Categories: Alumni, Faculty, General, Willard Aldrich

Dr. Willard M. Aldrich will celebrate his 100th birthday on Sunday, January 4, 2008!  Willard (as he's known by many around here) was with Multnomah since its founding. His leadership and hard work with fellow founders laid the foundation for the principled, Biblical education we strive to give to this day.

  • Founder
  • Founding Trustee (until retirement in 2004!)
  • President
  • First Registrar
  • Faculty Member
  • AABC Accreditation Overseer
  • Campus Mover (literally)
  • Builder of 5 Campus Buildings
  • All these above and many more

Won't You Tell Him What He Meant To You?

We're asking everyone to send us stories and well-wishes that we can present, on behalf of the entire Multnomah family, to Willard and the Aldrich family. Your words will be set and bound in a book that we hope will be a blessing to a family and man that has done so much for the Kingdom of God through Multnomah.

2 Ways To Say It

  1. Comment below this post
  2. Send a private email to willard@multnomah.edu

Examples Already Sent In

"...I’ll always remember our special time together with you and Mimi out at the cabin, when I brought my dorm section up to stay the weekend in the A-frame.  …Oh how we enjoyed sitting at your feet and hearing old stories while learning about your love for trains and your deep passion for the Word of God..."

"...We have many happy memories of Multnomah when we were there.
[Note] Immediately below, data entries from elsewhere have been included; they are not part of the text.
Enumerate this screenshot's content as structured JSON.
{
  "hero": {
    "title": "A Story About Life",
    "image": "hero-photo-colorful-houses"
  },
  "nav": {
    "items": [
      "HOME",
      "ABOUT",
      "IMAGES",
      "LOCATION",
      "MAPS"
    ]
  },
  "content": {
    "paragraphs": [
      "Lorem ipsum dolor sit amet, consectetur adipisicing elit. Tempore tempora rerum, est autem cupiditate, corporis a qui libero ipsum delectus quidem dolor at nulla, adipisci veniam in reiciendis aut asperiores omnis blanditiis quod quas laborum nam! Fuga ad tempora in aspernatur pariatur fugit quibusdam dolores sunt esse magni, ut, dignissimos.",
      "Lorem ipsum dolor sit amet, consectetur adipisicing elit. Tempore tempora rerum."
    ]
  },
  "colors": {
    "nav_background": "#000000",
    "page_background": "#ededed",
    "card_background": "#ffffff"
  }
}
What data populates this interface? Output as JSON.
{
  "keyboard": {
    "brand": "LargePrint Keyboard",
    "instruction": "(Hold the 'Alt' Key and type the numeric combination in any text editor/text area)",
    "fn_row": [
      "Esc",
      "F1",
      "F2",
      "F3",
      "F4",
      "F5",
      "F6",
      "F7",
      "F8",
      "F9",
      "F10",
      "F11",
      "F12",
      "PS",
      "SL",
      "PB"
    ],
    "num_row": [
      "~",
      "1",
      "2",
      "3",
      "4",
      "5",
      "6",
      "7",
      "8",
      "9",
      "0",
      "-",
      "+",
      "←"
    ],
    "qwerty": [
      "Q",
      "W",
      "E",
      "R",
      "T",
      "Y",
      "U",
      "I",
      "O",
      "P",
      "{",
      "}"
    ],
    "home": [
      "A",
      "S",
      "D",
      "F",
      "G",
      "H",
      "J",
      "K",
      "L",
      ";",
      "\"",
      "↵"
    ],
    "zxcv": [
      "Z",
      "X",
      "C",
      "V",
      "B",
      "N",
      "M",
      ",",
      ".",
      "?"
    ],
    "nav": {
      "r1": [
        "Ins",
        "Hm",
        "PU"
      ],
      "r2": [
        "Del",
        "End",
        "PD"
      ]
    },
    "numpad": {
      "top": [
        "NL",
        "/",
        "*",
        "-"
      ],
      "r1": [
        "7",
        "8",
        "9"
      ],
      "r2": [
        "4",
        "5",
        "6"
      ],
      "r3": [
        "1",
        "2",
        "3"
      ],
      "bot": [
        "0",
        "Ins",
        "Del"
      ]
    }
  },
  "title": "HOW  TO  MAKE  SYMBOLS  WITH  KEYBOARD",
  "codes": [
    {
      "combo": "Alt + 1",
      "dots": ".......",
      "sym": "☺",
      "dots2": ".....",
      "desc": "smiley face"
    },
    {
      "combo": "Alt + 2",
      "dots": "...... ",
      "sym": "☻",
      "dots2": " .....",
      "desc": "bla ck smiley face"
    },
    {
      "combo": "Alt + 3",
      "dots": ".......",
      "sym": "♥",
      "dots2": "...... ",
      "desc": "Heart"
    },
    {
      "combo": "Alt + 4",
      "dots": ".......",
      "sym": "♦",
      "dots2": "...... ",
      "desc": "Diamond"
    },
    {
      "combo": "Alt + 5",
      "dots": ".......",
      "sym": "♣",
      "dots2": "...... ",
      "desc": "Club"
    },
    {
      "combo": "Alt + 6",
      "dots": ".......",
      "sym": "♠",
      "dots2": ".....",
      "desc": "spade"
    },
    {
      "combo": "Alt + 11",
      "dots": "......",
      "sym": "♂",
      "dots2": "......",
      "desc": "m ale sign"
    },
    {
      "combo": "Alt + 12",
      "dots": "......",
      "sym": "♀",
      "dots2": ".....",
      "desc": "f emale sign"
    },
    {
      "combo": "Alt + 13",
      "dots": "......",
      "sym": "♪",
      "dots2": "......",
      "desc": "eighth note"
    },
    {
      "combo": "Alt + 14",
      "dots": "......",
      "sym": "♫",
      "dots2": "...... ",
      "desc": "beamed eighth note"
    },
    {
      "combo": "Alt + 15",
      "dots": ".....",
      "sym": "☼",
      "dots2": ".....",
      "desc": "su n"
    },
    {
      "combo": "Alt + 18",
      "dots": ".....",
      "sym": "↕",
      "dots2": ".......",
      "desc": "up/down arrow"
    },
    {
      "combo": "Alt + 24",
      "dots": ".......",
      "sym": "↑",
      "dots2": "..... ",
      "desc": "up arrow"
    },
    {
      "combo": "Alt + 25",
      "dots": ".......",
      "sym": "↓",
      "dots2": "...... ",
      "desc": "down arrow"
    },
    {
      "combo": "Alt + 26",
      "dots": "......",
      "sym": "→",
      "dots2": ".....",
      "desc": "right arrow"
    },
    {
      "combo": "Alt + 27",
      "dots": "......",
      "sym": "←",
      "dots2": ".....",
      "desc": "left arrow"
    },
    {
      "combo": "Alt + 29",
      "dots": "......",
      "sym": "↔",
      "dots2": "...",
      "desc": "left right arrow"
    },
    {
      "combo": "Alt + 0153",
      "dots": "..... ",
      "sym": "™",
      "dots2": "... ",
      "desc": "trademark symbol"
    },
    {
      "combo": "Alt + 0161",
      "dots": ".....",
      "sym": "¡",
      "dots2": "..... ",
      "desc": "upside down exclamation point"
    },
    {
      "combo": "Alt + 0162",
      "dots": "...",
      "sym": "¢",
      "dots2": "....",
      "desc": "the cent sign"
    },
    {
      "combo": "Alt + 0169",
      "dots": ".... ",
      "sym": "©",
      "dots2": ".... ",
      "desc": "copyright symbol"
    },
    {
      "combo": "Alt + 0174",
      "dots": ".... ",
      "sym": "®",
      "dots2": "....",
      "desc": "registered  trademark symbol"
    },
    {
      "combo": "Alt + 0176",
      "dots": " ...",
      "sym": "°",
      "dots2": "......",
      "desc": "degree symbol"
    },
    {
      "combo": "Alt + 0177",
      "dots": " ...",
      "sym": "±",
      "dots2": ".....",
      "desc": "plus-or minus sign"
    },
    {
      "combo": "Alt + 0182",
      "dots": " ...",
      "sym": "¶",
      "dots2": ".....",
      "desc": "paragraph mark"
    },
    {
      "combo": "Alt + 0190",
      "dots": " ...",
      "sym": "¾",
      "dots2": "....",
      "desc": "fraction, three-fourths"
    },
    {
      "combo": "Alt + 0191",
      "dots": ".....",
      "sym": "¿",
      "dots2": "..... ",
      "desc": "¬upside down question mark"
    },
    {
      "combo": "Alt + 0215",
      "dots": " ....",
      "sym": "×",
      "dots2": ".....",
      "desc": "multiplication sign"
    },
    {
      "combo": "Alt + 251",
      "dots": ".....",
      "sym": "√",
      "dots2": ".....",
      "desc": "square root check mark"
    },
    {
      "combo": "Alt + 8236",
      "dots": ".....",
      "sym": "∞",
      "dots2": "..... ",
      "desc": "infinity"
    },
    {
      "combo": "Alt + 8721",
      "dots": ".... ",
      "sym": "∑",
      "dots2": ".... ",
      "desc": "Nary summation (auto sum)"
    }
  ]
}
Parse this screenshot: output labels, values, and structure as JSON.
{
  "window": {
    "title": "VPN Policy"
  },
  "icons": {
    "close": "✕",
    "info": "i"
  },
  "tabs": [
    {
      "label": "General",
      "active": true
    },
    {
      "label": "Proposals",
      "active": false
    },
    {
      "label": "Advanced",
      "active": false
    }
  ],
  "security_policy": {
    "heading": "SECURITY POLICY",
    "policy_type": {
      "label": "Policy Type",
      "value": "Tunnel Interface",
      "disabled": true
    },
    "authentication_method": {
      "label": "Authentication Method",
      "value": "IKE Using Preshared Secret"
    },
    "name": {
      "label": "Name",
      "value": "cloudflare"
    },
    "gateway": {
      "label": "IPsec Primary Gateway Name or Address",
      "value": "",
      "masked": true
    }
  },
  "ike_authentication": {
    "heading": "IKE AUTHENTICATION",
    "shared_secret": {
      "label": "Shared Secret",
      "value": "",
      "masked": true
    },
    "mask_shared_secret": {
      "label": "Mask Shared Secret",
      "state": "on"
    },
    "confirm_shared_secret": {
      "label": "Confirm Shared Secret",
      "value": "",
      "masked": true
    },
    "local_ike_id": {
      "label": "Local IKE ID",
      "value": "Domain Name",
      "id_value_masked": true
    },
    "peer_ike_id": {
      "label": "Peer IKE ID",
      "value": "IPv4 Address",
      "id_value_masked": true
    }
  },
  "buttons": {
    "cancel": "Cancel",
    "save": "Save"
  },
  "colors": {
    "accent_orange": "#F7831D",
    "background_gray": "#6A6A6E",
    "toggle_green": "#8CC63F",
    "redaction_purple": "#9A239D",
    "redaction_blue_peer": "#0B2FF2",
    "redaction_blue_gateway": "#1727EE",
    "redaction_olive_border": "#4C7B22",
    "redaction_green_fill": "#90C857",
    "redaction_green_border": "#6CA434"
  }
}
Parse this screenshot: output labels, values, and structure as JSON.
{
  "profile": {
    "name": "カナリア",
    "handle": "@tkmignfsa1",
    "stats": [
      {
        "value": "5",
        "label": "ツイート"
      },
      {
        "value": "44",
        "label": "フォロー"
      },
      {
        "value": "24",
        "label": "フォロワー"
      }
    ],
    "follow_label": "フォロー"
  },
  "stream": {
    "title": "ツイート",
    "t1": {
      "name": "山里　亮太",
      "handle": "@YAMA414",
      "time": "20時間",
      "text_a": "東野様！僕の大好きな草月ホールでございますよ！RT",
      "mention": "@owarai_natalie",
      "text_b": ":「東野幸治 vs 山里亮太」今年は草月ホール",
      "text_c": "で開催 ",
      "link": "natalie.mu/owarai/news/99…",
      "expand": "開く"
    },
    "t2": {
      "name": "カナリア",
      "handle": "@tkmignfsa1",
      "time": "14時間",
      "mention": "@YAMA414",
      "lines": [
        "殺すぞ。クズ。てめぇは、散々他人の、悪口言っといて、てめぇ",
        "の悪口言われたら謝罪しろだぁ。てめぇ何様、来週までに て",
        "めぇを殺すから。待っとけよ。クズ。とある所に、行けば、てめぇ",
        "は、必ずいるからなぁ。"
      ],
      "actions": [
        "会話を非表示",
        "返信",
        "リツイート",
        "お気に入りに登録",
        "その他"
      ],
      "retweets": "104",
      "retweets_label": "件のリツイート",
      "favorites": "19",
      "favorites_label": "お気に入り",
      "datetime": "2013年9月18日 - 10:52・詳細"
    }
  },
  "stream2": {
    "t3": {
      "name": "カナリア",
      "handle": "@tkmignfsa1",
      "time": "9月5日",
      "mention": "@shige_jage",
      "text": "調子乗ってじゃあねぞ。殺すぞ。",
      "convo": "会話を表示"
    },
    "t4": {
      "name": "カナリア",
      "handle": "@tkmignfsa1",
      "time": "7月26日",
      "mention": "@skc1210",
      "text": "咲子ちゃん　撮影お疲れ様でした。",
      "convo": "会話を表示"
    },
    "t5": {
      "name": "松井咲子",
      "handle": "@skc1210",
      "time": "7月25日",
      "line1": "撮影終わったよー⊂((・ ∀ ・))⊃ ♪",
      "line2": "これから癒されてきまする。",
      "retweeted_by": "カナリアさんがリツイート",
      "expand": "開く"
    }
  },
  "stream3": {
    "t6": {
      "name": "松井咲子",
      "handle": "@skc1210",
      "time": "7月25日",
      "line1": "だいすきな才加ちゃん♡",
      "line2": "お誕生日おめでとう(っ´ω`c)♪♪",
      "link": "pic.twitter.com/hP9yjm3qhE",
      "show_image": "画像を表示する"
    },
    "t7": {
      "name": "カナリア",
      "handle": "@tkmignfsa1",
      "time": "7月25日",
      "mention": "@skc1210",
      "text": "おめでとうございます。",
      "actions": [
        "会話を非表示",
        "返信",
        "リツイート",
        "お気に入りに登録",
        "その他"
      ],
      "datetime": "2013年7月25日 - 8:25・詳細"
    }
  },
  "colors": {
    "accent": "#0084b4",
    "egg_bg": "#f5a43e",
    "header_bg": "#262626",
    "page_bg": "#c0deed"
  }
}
One of the fun times was when we came to your place and made apple cider.  We'd never had homemade cider before and it was very good, even though you told us afterwards that you just threw in the whole apple. worms and all..."

"...One of my favorite memories of you when I was a student was seeing you on the "campus days," wearing your flannel plaid shirt and driving your tractor around campus.  For me you exemplified down-to-earth faith as well as a scholarly and godly professor..."

There are so many well-wishes already, but we'd really like to get more from you. Comment or send them to willard@multnomah.edu